Students are often faced with academic setbacks, whether it be a poor test score, a low mark on a project, or a failed course. When this happens, don’t fret; instead, learn from your mistakes. The absolute worst thing you could do is to ignore it and continue without changing your habits.

Not handling the setback promptly and properly could be damaging to the student, potentially driving down motivation, confidence and sending the student on a downwards spiral. Parents are often faced with the challenge with pulling the students up and out of their disappointment, and trying to set their kids back on track.

The closer the student is to grade 12, the harder the challenge is, as the student is now faced with severe competition for the university program he or she desires. When facing academic setbacks, there are two major issues that need to be dealt with:

1) Confidence
2) Skills and knowledge

Rebuilding Confidence After the Setback

Restoring confidence is not an easy task; bad results often create self-doubt. At this point communication and analyzing the root of the problem is crucial.

As I often tell my students, intelligence is rarely the cause of bad test results. It isn’t that the student “is not smart enough”, or “I am not a math person”. The issue is often that the student is not trying hard enough, or more specifically, the student is not putting enough effort into it.

Think positive. Think of the setback as a lesson to be learned, and an indicator that something has to change for the student to do better, whether it is their studying habits, commitments, or the amount of time allotted for homework.

Once they’ve accepted the fact that a change is needed, it is up to the student to decide and commit. I often ask my students: if you really could succeed on this, how much time are you willing to put in? We then put together a schedule, whether it is 8-10 hours/week dedicated to math, or 3 hour blocks of studying time. I ask my students to commit to this schedule at least for the first month, and then a new studying pattern will begin to evolve.

I once tutored a student who had a 35% average in grade 11 math. He gave up on himself. I told him that he could do it, given that he put enough effort into it. He was willing to try. Over the summer he spent 4 hours per day rebuilding his math foundations, practicing large volumes of math problems. Paper stacked up into piles. When the new term started (his grade 12 year), his mark climbed into the high 80’s and finally settled into the 90’s.

The strategy to restore confidence is to start small and build small successes one at a time. Give the student a pat on the back when he’s done something right; encourage and compliment his intelligence when he completes a difficult problem. When he experiences success over and over again, no matter how small, confidence will begin to rebuild.

In one of my later issues, I will talk about how to motivate a student in more detail. Essentially, the student, or any human being, must have reasons to work hard, i.e. what will the student get in return for working hard?
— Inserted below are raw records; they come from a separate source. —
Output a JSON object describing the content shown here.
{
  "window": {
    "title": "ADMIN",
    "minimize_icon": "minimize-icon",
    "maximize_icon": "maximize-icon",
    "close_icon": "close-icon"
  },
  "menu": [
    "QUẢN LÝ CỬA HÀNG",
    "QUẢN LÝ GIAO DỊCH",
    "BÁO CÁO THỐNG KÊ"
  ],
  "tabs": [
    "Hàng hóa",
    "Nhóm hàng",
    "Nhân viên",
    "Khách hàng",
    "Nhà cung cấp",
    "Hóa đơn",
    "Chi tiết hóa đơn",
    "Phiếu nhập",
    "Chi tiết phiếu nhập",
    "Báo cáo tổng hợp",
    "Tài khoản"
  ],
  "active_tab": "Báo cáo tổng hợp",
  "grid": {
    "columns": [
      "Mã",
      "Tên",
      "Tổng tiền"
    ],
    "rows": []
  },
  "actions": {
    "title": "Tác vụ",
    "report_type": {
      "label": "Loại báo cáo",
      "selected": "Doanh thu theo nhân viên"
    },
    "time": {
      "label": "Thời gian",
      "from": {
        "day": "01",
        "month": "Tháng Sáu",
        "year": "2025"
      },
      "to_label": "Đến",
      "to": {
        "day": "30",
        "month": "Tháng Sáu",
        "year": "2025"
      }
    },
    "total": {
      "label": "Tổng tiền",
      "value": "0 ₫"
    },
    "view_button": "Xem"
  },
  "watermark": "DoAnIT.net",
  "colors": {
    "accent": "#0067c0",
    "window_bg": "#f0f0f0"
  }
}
It is rarely just high marks. Is it recognition from peers? Love of winning? Feeling a sense of significance? The parent has to figure it out and guide the student properly. It is rare that the student will perform well just because he “has to”.
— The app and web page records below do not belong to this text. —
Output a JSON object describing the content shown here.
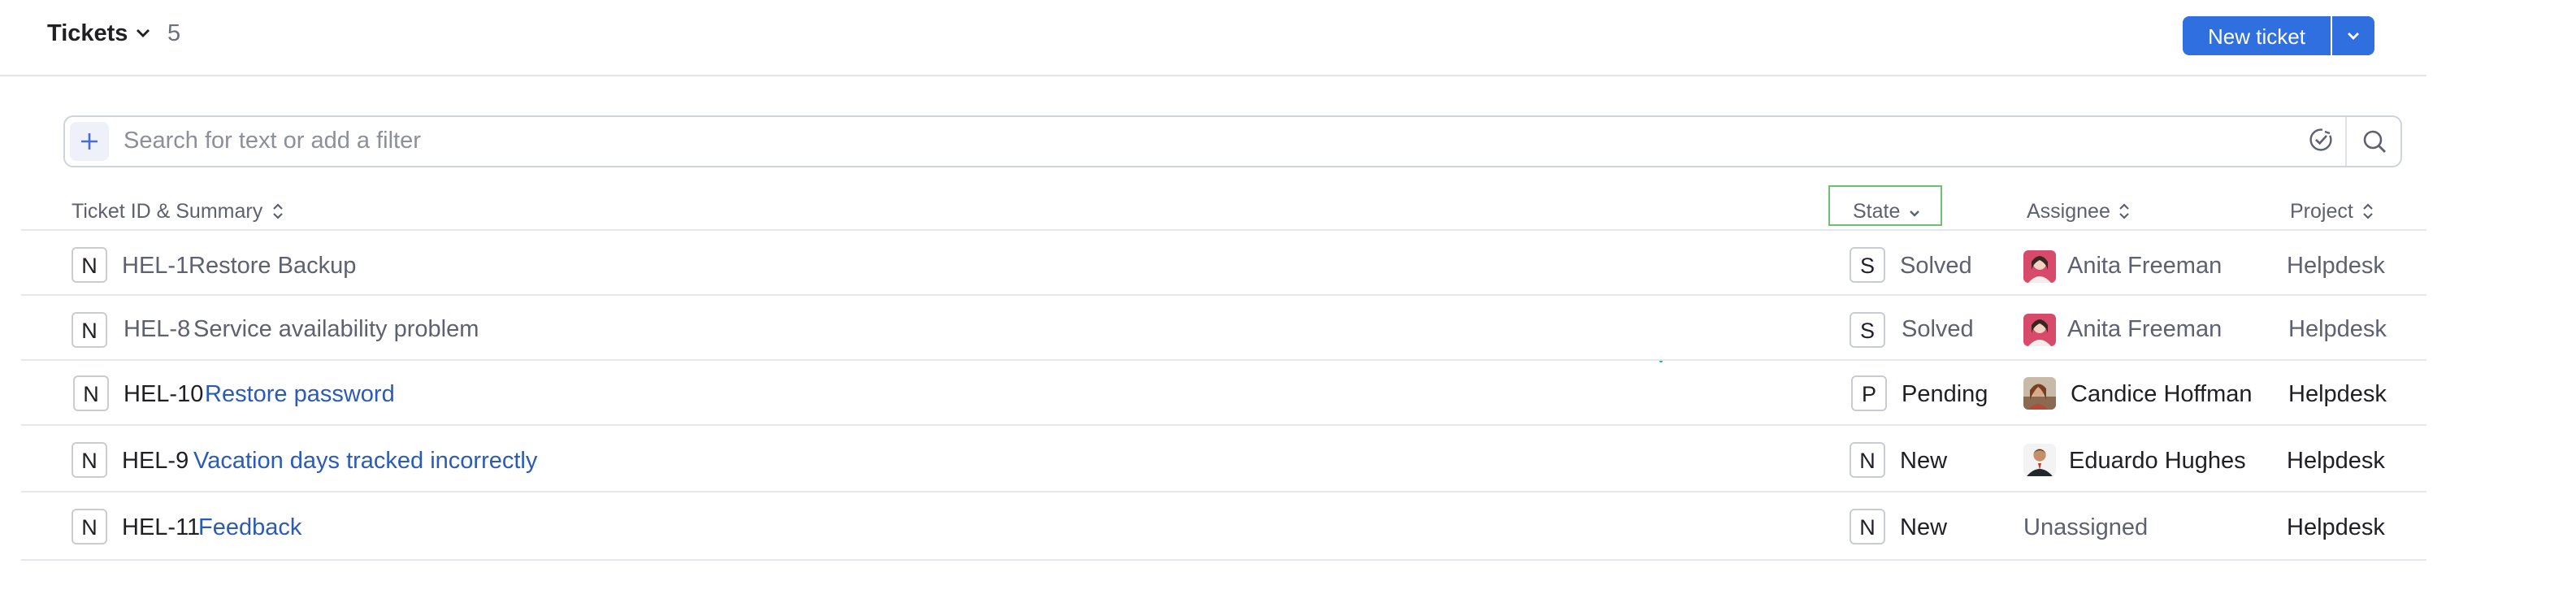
{
  "header": {
    "title": "Tickets",
    "count": "5",
    "new_ticket_label": "New ticket"
  },
  "search": {
    "placeholder": "Search for text or add a filter"
  },
  "columns": {
    "summary": "Ticket ID & Summary",
    "state": "State",
    "assignee": "Assignee",
    "project": "Project"
  },
  "rows": [
    {
      "badge": "N",
      "id": "HEL-1",
      "summary": "Restore Backup",
      "state_badge": "S",
      "state": "Solved",
      "assignee": "Anita Freeman",
      "project": "Helpdesk",
      "read": true
    },
    {
      "badge": "N",
      "id": "HEL-8",
      "summary": "Service availability problem",
      "state_badge": "S",
      "state": "Solved",
      "assignee": "Anita Freeman",
      "project": "Helpdesk",
      "read": true
    },
    {
      "badge": "N",
      "id": "HEL-10",
      "summary": "Restore password",
      "state_badge": "P",
      "state": "Pending",
      "assignee": "Candice Hoffman",
      "project": "Helpdesk",
      "read": false
    },
    {
      "badge": "N",
      "id": "HEL-9",
      "summary": "Vacation days tracked incorrectly",
      "state_badge": "N",
      "state": "New",
      "assignee": "Eduardo Hughes",
      "project": "Helpdesk",
      "read": false
    },
    {
      "badge": "N",
      "id": "HEL-11",
      "summary": "Feedback",
      "state_badge": "N",
      "state": "New",
      "assignee": "Unassigned",
      "project": "Helpdesk",
      "read": false
    }
  ],
  "colors": {
    "accent": "#2f6fe0",
    "link": "#2a5bb8",
    "highlight": "#6cc06f"
  }
}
The Skills and Knowledge Issue

Once you can motivate the student, the next step is to figure out what exactly went wrong and how severe it is. Why did the student test poorly? It is often caused by the following reasons:

1) The student did not try hard enough
2) There are foundational gaps from prior years (occurs often in math)
3) Lack of understanding on the new concepts
4) The “TIPS / Thinking-inquiry” problems

For issue #1, as described above, the solution comes with with commitment and practice. The other items are trickier to deal with. In math, for example, to overcome the gap, the parents need to first determine where the gaps are.

Does the student have a lack of understanding in algebra? Adding/subtracting? Is he confused with graphing? Very often from previous grades, the student may have overlooked or done poorly on a unit or two, which will accumulate into current problems. The student needs to dig into those gaps and fix it. For example, if the student lacks understanding in solving equations, he will need to revisit it, and practice a large number of problems on it, in order to regain understanding.

If the student wants to perform in grade 12, foundational knowledge is critical, because the grade 12 year is a combination of skills and knowledge from grade 9-11. I strongly recommend that if the student is faced with foundation issue, he should not drag the problem out because it will only get worse. In grade 12 math, for example, a lot of the steps involved in solving the problem requires knowledge from previous years. Regardless if student understands the current concept, if he lacks the knowledge or skill from previous years, he will lose a lot of marks, sometimes even half the mark on the question, just because those steps are incorrect.

We have plenty of experience working with students who have foundational gaps. We provide 1-on-1 tutoring to help the student build their knowledge and strengthen understanding of new concepts. We also offer private credit courses, with small class settings (maximum 8 students), where the student can get individual attention from our instructor to guide him or her throughout the course. In many cases our students have improved over persistence and hard work, and the willingness to keep trying.

The post is originally written by Queen Elizabeth AcademyMath Tutor Mississauga.